=== STORED DATA ===

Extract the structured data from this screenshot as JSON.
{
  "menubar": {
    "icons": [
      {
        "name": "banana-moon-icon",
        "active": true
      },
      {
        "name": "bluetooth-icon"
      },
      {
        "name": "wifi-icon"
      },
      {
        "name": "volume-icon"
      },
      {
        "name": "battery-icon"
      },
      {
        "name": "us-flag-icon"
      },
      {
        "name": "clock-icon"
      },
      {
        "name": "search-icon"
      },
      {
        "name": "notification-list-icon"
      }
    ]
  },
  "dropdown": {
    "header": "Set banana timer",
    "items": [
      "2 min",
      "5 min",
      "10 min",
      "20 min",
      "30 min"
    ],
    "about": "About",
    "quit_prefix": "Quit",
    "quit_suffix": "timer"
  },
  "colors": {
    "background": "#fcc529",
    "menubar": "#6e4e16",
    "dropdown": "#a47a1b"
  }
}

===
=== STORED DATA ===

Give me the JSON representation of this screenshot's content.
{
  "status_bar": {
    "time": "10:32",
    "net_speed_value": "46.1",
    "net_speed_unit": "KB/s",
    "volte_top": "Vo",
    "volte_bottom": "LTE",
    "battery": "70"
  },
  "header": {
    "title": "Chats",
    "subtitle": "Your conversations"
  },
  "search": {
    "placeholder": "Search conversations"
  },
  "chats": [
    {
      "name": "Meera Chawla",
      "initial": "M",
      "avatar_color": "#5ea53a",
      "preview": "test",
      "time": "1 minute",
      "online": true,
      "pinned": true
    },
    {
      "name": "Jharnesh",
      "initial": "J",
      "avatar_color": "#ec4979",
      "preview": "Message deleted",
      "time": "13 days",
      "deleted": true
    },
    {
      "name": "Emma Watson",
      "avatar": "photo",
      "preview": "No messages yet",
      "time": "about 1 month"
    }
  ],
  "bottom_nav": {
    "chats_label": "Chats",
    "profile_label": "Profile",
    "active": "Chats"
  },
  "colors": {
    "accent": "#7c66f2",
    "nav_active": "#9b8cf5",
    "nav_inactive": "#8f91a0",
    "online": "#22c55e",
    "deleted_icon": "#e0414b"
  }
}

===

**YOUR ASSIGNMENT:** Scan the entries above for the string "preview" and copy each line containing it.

**RESPONSE AREA:**
      "preview": "test",
      "preview": "Message deleted",
      "preview": "No messages yet",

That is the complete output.